Stored entries -
↓↓↓

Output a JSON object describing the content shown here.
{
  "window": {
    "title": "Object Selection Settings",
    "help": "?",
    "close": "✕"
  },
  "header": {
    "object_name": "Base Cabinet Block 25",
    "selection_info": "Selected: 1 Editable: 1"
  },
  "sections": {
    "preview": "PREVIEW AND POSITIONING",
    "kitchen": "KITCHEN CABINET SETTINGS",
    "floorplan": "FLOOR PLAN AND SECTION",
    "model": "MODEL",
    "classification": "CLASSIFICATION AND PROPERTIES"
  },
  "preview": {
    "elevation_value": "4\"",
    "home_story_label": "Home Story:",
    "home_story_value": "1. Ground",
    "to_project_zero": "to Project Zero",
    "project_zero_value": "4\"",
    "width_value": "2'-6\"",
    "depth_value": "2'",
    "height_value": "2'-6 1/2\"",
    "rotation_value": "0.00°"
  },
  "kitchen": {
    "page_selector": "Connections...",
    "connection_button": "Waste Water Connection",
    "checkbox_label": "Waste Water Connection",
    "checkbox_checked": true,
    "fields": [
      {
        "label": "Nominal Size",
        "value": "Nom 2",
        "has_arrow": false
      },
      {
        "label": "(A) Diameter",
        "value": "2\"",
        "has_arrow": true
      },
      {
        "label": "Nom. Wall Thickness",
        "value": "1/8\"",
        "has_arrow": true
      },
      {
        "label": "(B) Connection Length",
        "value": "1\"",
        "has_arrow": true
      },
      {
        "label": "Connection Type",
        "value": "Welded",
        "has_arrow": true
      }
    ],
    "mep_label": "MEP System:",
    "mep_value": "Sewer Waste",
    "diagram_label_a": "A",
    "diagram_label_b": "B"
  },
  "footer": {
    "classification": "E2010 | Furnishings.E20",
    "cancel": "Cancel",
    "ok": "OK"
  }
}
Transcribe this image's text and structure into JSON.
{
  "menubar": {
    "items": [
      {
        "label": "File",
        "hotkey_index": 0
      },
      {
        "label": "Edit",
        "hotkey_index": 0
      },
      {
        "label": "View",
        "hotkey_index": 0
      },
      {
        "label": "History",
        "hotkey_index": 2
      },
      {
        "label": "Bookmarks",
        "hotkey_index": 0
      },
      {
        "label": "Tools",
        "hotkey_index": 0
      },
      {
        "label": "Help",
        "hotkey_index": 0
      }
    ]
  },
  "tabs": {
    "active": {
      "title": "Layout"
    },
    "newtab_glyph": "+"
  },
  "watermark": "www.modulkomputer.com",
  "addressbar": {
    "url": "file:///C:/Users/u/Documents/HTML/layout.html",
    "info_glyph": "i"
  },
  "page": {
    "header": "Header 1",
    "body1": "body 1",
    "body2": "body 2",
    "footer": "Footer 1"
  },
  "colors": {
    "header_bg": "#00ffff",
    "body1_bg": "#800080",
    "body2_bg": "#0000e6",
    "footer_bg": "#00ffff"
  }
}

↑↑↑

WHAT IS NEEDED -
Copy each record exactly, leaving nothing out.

RESPONSE FOR THIS EXERCISE -
Output a JSON object describing the content shown here.
{
  "window": {
    "title": "Object Selection Settings",
    "help": "?",
    "close": "✕"
  },
  "header": {
    "object_name": "Base Cabinet Block 25",
    "selection_info": "Selected: 1 Editable: 1"
  },
  "sections": {
    "preview": "PREVIEW AND POSITIONING",
    "kitchen": "KITCHEN CABINET SETTINGS",
    "floorplan": "FLOOR PLAN AND SECTION",
    "model": "MODEL",
    "classification": "CLASSIFICATION AND PROPERTIES"
  },
  "preview": {
    "elevation_value": "4\"",
    "home_story_label": "Home Story:",
    "home_story_value": "1. Ground",
    "to_project_zero": "to Project Zero",
    "project_zero_value": "4\"",
    "width_value": "2'-6\"",
    "depth_value": "2'",
    "height_value": "2'-6 1/2\"",
    "rotation_value": "0.00°"
  },
  "kitchen": {
    "page_selector": "Connections...",
    "connection_button": "Waste Water Connection",
    "checkbox_label": "Waste Water Connection",
    "checkbox_checked": true,
    "fields": [
      {
        "label": "Nominal Size",
        "value": "Nom 2",
        "has_arrow": false
      },
      {
        "label": "(A) Diameter",
        "value": "2\"",
        "has_arrow": true
      },
      {
        "label": "Nom. Wall Thickness",
        "value": "1/8\"",
        "has_arrow": true
      },
      {
        "label": "(B) Connection Length",
        "value": "1\"",
        "has_arrow": true
      },
      {
        "label": "Connection Type",
        "value": "Welded",
        "has_arrow": true
      }
    ],
    "mep_label": "MEP System:",
    "mep_value": "Sewer Waste",
    "diagram_label_a": "A",
    "diagram_label_b": "B"
  },
  "footer": {
    "classification": "E2010 | Furnishings.E20",
    "cancel": "Cancel",
    "ok": "OK"
  }
}
Transcribe this image's text and structure into JSON.
{
  "menubar": {
    "items": [
      {
        "label": "File",
        "hotkey_index": 0
      },
      {
        "label": "Edit",
        "hotkey_index": 0
      },
      {
        "label": "View",
        "hotkey_index": 0
      },
      {
        "label": "History",
        "hotkey_index": 2
      },
      {
        "label": "Bookmarks",
        "hotkey_index": 0
      },
      {
        "label": "Tools",
        "hotkey_index": 0
      },
      {
        "label": "Help",
        "hotkey_index": 0
      }
    ]
  },
  "tabs": {
    "active": {
      "title": "Layout"
    },
    "newtab_glyph": "+"
  },
  "watermark": "www.modulkomputer.com",
  "addressbar": {
    "url": "file:///C:/Users/u/Documents/HTML/layout.html",
    "info_glyph": "i"
  },
  "page": {
    "header": "Header 1",
    "body1": "body 1",
    "body2": "body 2",
    "footer": "Footer 1"
  },
  "colors": {
    "header_bg": "#00ffff",
    "body1_bg": "#800080",
    "body2_bg": "#0000e6",
    "footer_bg": "#00ffff"
  }
}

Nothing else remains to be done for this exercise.